The input START

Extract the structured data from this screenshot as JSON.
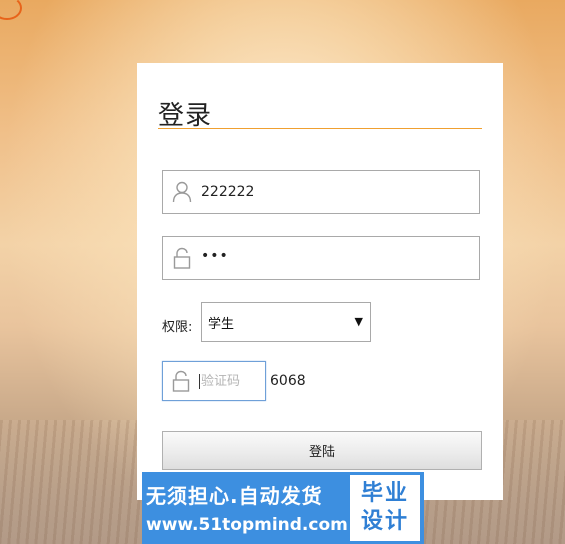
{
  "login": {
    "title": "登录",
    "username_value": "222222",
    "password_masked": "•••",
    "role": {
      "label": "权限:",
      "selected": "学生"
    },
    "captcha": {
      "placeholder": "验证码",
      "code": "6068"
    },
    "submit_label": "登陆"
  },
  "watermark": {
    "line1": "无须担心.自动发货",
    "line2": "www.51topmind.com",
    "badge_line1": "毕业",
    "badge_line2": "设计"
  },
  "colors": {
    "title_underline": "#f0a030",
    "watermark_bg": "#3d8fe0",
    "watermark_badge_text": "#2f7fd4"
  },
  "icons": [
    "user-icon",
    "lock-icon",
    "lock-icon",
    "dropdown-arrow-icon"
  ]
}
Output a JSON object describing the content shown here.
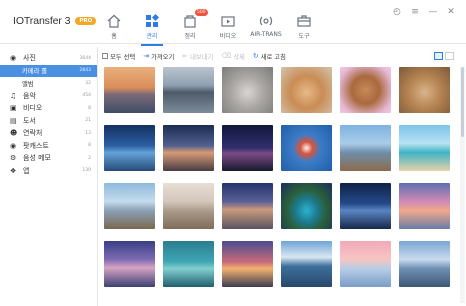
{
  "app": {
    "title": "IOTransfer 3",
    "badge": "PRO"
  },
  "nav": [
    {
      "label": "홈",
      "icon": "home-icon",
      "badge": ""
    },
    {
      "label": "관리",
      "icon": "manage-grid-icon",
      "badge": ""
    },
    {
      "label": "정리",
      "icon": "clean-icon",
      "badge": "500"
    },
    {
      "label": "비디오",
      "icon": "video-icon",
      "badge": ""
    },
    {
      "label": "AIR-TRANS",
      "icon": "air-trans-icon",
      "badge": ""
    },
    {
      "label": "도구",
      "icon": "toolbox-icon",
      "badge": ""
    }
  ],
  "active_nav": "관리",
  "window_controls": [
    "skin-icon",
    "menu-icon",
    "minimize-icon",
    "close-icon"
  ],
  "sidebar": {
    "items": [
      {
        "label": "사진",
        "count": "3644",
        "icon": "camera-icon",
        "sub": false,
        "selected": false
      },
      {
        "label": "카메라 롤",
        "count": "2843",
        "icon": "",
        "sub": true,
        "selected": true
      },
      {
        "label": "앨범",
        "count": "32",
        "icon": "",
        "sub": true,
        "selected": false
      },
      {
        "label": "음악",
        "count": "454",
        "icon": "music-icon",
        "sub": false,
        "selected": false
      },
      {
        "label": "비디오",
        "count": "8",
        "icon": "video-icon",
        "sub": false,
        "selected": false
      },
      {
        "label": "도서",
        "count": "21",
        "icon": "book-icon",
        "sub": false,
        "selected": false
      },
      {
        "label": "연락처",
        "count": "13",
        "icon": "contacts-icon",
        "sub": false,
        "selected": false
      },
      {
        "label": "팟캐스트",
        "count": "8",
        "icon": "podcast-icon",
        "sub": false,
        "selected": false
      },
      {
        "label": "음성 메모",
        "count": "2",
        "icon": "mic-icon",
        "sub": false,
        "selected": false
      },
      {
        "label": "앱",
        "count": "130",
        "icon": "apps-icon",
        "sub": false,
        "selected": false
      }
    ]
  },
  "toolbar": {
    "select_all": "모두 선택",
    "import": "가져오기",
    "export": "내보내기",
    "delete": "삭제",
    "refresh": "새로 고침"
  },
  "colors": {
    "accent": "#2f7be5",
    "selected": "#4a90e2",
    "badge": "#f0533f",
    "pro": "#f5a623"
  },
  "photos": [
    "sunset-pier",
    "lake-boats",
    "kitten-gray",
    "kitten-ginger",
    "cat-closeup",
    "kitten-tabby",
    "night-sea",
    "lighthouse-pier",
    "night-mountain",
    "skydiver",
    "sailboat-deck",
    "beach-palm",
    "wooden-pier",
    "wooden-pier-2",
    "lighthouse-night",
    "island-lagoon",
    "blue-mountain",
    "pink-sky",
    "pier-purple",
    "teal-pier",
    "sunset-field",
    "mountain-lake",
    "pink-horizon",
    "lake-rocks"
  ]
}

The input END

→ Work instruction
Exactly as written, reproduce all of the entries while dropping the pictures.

→ Written solution
Extract the structured data from this screenshot as JSON.
{
  "login": {
    "title": "登录",
    "username_value": "222222",
    "password_masked": "•••",
    "role": {
      "label": "权限:",
      "selected": "学生"
    },
    "captcha": {
      "placeholder": "验证码",
      "code": "6068"
    },
    "submit_label": "登陆"
  },
  "watermark": {
    "line1": "无须担心.自动发货",
    "line2": "www.51topmind.com",
    "badge_line1": "毕业",
    "badge_line2": "设计"
  },
  "colors": {
    "title_underline": "#f0a030",
    "watermark_bg": "#3d8fe0",
    "watermark_badge_text": "#2f7fd4"
  },
  "icons": [
    "user-icon",
    "lock-icon",
    "lock-icon",
    "dropdown-arrow-icon"
  ]
}
Output a JSON object describing the content shown here.
{
  "app": {
    "title": "IOTransfer 3",
    "badge": "PRO"
  },
  "nav": [
    {
      "label": "홈",
      "icon": "home-icon",
      "badge": ""
    },
    {
      "label": "관리",
      "icon": "manage-grid-icon",
      "badge": ""
    },
    {
      "label": "정리",
      "icon": "clean-icon",
      "badge": "500"
    },
    {
      "label": "비디오",
      "icon": "video-icon",
      "badge": ""
    },
    {
      "label": "AIR-TRANS",
      "icon": "air-trans-icon",
      "badge": ""
    },
    {
      "label": "도구",
      "icon": "toolbox-icon",
      "badge": ""
    }
  ],
  "active_nav": "관리",
  "window_controls": [
    "skin-icon",
    "menu-icon",
    "minimize-icon",
    "close-icon"
  ],
  "sidebar": {
    "items": [
      {
        "label": "사진",
        "count": "3644",
        "icon": "camera-icon",
        "sub": false,
        "selected": false
      },
      {
        "label": "카메라 롤",
        "count": "2843",
        "icon": "",
        "sub": true,
        "selected": true
      },
      {
        "label": "앨범",
        "count": "32",
        "icon": "",
        "sub": true,
        "selected": false
      },
      {
        "label": "음악",
        "count": "454",
        "icon": "music-icon",
        "sub": false,
        "selected": false
      },
      {
        "label": "비디오",
        "count": "8",
        "icon": "video-icon",
        "sub": false,
        "selected": false
      },
      {
        "label": "도서",
        "count": "21",
        "icon": "book-icon",
        "sub": false,
        "selected": false
      },
      {
        "label": "연락처",
        "count": "13",
        "icon": "contacts-icon",
        "sub": false,
        "selected": false
      },
      {
        "label": "팟캐스트",
        "count": "8",
        "icon": "podcast-icon",
        "sub": false,
        "selected": false
      },
      {
        "label": "음성 메모",
        "count": "2",
        "icon": "mic-icon",
        "sub": false,
        "selected": false
      },
      {
        "label": "앱",
        "count": "130",
        "icon": "apps-icon",
        "sub": false,
        "selected": false
      }
    ]
  },
  "toolbar": {
    "select_all": "모두 선택",
    "import": "가져오기",
    "export": "내보내기",
    "delete": "삭제",
    "refresh": "새로 고침"
  },
  "colors": {
    "accent": "#2f7be5",
    "selected": "#4a90e2",
    "badge": "#f0533f",
    "pro": "#f5a623"
  },
  "photos": [
    "sunset-pier",
    "lake-boats",
    "kitten-gray",
    "kitten-ginger",
    "cat-closeup",
    "kitten-tabby",
    "night-sea",
    "lighthouse-pier",
    "night-mountain",
    "skydiver",
    "sailboat-deck",
    "beach-palm",
    "wooden-pier",
    "wooden-pier-2",
    "lighthouse-night",
    "island-lagoon",
    "blue-mountain",
    "pink-sky",
    "pier-purple",
    "teal-pier",
    "sunset-field",
    "mountain-lake",
    "pink-horizon",
    "lake-rocks"
  ]
}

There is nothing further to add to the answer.